While Bitsui's work readily draws comparison to the work of Luci Tapahonso and Esther Belin, it belies the character of dissonance at work and that Bitsui, far from being derivative, has sculpted his own aesthetic out of his cultural persoectives. In Bitsui's work, as in the moral and psychological universe of Mediterranean poet René Char, Dine (Navajo) wisdom retains its unique and radical difference from the cold world of Puritan postmodernism. For Bitsui, the ceremony of integration is not an easy one. Things do not merge into a blurred likeness, they do not compromise each other, or themselves, by doing so. Each extreme keeps its extreme nature, and this, for me, is what gives Bitsui's work its knife edge. These are not poems of easy transcendence, despite the creative drive to transform pain into something which might bless or save us. His is a sensibility shaped by a landscape in which the forces of mountain, sky, sun, and desert exist together in their most concentrated and relentless forms and Bitsui's aesthetic acknowledges the surrealism of everyday life, leaping from the conscious to the unconscious and back again, and make references to what are, for me, the more powerful spheres of intuitive, spiritual, and sexual knowing that appear informed by his culture. Whatever one's opinion of Bitsui's work, he is certainly a poet to watch, this volume selling out of its first printing within the first eight months of its debut.

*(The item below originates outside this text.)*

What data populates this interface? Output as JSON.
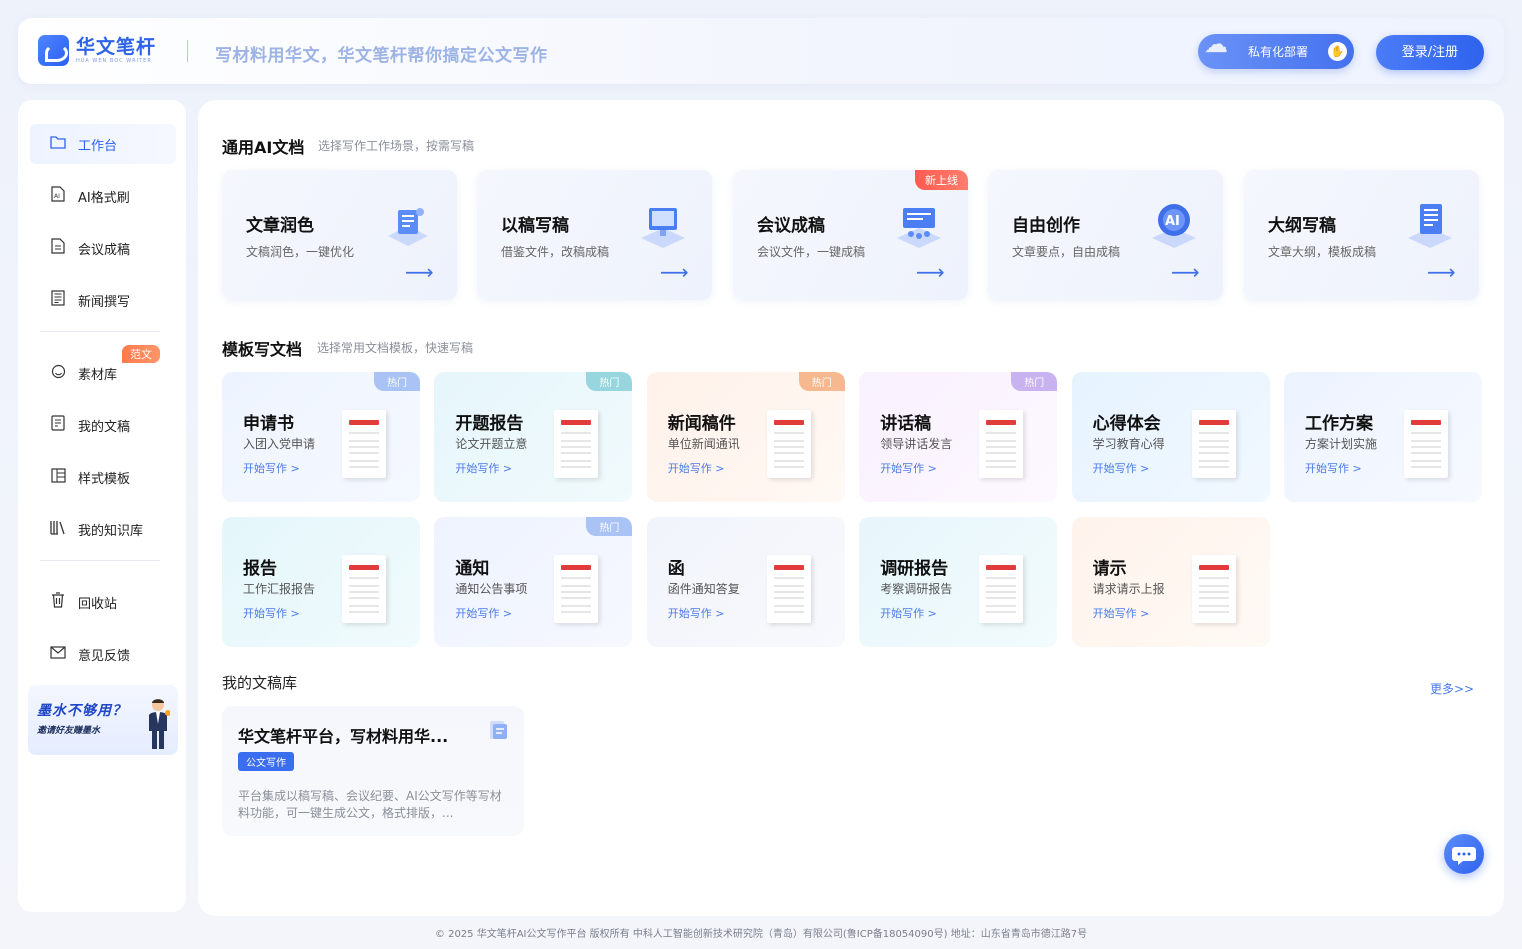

1 of 1 people found the following review helpful
HASH(0x9dc2a360) out of 5 stars Beautiful poetry from Navajo Nation April 10 2012
By J. Minkman - Published on
Format: Paperback Verified Purchase
I bought this because a. I love poetry, and b. I am interested in Native American culture. This poet evokes a certain atmosphere that I can't describe in words. I would say he manages to capture the mood of being Navajo in contemporary society, but how should I know, I haven't been to Navajo Nation (yet!)... and still I feel that he is doing exactly that. The language is rich, the poems are mysterious and complex. Don't pass this one up if you like modern poetry. This speaks to the soul.
1 of 1 people found the following review helpful
By Catrease - Published on
Format: Paperback Verified Purchase
This product was great! It was a little difficult to read at first but with the help of my professor it came along very well. I loved it!
1 of 1 people found the following review helpful
HASH(0x9dc2a984) out of 5 stars Four Stars Jan. 28 2015
By apmxtd - Published on
Format: Paperback Verified Purchase